A Toronto doctor says last weekend's case in which a man was treated in isolation at a Brampton, Ont., hospital as a precaution against possible Ebola infection is an example of how control procedures should work.

"This is what we knew was going to happen," said Dr. Allison McGeer, director of infection control at Mt. Sinai hospital. "People get sick for a whole variety of reasons and if they come from West Africa, then it's important to rule out Ebola virus disease and that takes some time."

McGeer was speaking on CBC Radio's Metro Morning about a man treated late last week at Brampton Civic Hospital for flu-like symptoms. The man had recently visited Nigeria, one of the countries affected by an unprecedented outbreak of the deadly virus that has killed more than 960 people and prompted the World Health Organization to declare an international public health emergency.

The disease first emerged in Guinea in March and has since spread to Liberia and Sierra Leone. Health officials believe that cases in Nigeria are likely. There have so far been no reported instances of Ebola being transmitted from one patient to another outside of Africa in this recent outbreak.
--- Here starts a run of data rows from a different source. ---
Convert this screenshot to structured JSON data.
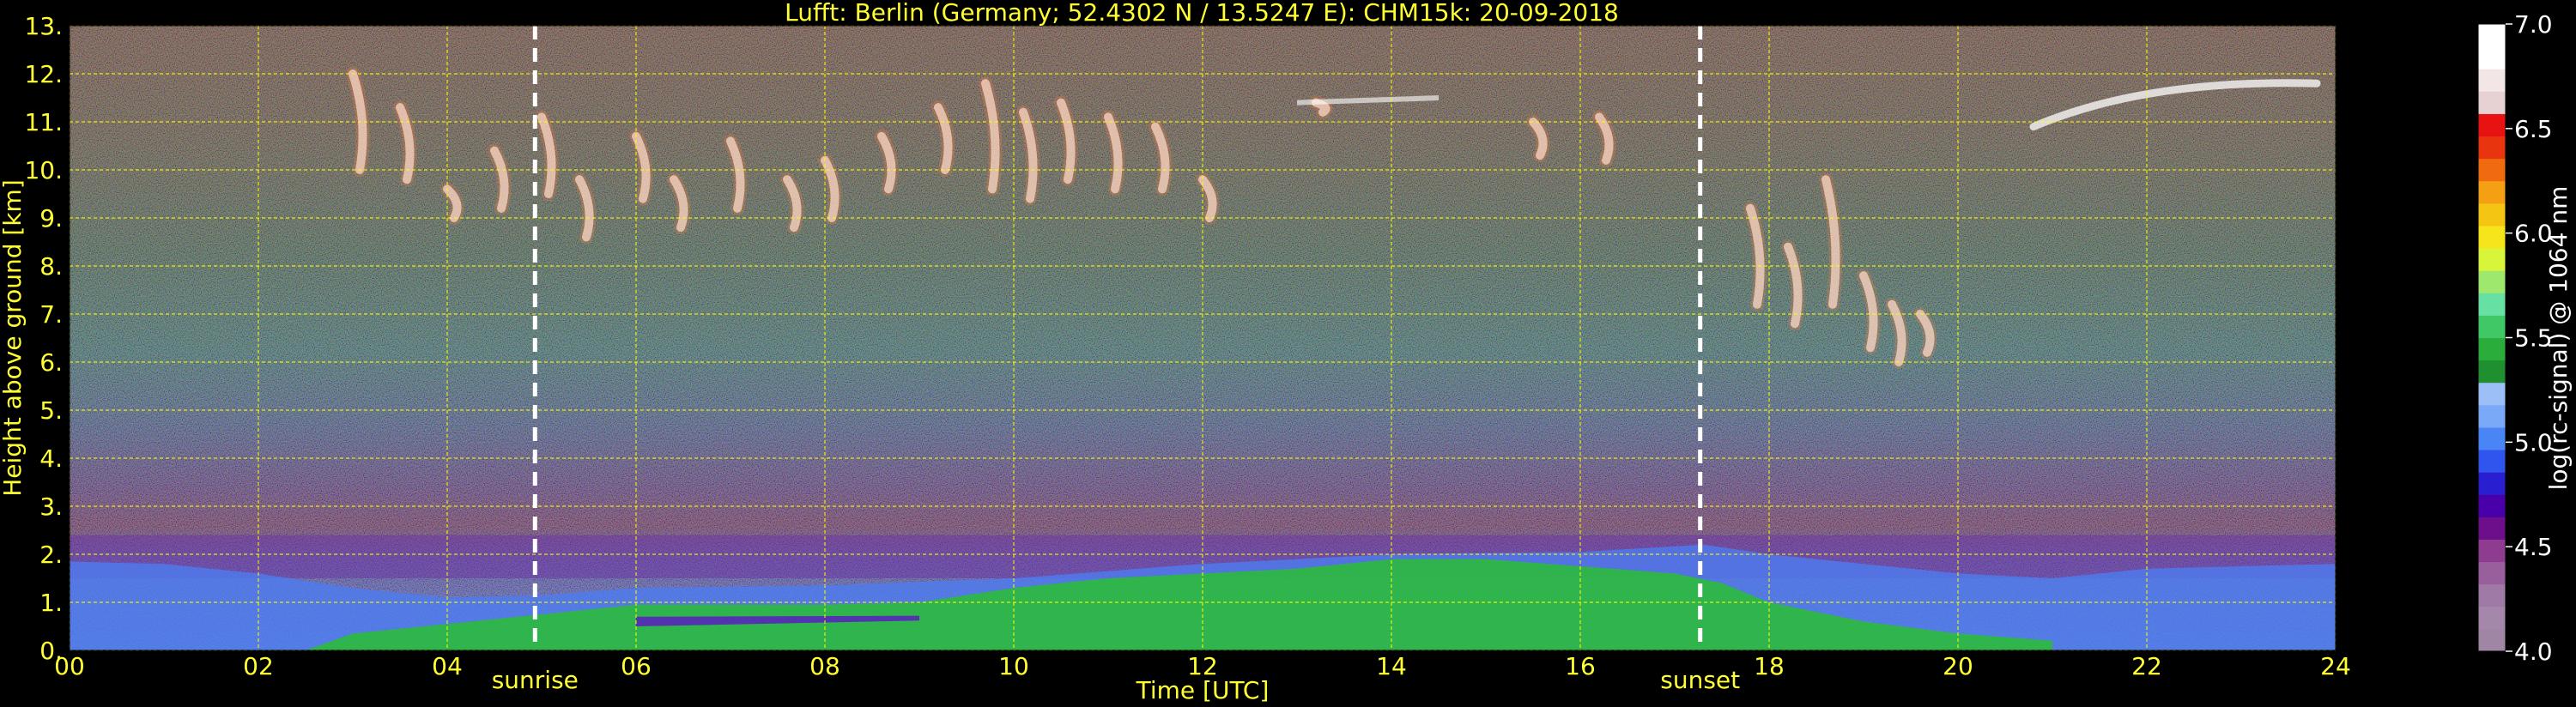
{
  "chart_data": {
    "type": "heatmap",
    "title": "Lufft: Berlin (Germany; 52.4302 N / 13.5247 E):    CHM15k: 20-09-2018",
    "xlabel": "Time [UTC]",
    "ylabel": "Height above ground [km]",
    "xlim": [
      0,
      24
    ],
    "ylim": [
      0,
      13
    ],
    "x_ticks": [
      "00",
      "02",
      "04",
      "06",
      "08",
      "10",
      "12",
      "14",
      "16",
      "18",
      "20",
      "22",
      "24"
    ],
    "y_ticks": [
      "0.",
      "1.",
      "2.",
      "3.",
      "4.",
      "5.",
      "6.",
      "7.",
      "8.",
      "9.",
      "10.",
      "11.",
      "12.",
      "13."
    ],
    "grid": true,
    "grid_color": "#ffff00",
    "events": [
      {
        "label": "sunrise",
        "time": 4.93
      },
      {
        "label": "sunset",
        "time": 17.27
      }
    ],
    "colorbar": {
      "label": "log(rc-signal) @ 1064 nm",
      "range": [
        4.0,
        7.0
      ],
      "ticks": [
        "4.0",
        "4.5",
        "5.0",
        "5.5",
        "6.0",
        "6.5",
        "7.0"
      ],
      "colors": [
        "#9f86a5",
        "#a587ab",
        "#a07aa6",
        "#995f9c",
        "#8d3c8f",
        "#6d0f8a",
        "#4a00a8",
        "#2a1fd0",
        "#2f55ee",
        "#4a85f5",
        "#7aaaf7",
        "#9cbff8",
        "#1f8f2f",
        "#2aad3a",
        "#40c867",
        "#66e0a3",
        "#9ee86d",
        "#d9f53a",
        "#f5e51a",
        "#f5c514",
        "#f5a012",
        "#f06a10",
        "#e93410",
        "#e81212",
        "#e6d2d2",
        "#f2e6e6",
        "#ffffff",
        "#ffffff"
      ]
    },
    "layers": [
      {
        "name": "boundary-layer-blue",
        "color": "#4d7cf0"
      },
      {
        "name": "aerosol-green",
        "color": "#2cba3c"
      },
      {
        "name": "residual-purple",
        "color": "#6a2ca6"
      },
      {
        "name": "cirrus-clouds",
        "color": "#ffffff"
      }
    ]
  }
}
The Brampton patient, whose named has not been released, was quarantined by hospital staff. On Sunday tests confirmed he was negative for the Ebola virus. The man, who is now doing well, had symptoms consistent with Ebola but are also similar to many other illnesses.

McGeer said similar cases in which patients are isolated while being treated in Canadian hospitals are likely to happen again.

"It's not surprising it happened," she said. "It's likely going to happen again somewhere in the GTA in the next few weeks or months.

'There was no risk to anybody's health'

"Although it was scary for a lot of people, what it should be is re assuring because it's a sign that the system is working, that those people are being identified, that they're being taken care of safely. There was no risk to anybody's health. There's a lot of interest in the case, but there clearly wasn't a risk."

McGeer said health officials are trying to strike a balance between keeping the public informed about the outbreak while taking care not to raise undue alarm.

"I think it's been really hard for public health officials to try to create the right level of concern," she said. "This is a global health emergency. People in West Africa desperately need our help to bring this under control."

McGeer said Ebola, which spreads though contact with bodily fluids, is "just not a risk" for people living in Canada.

"There's no risk that it's going to take hold in North America," she said. "It may be that people with Ebola virus disease are admitted to hospital here. That's very unlikely, but not impossible. But it can't become endemic here."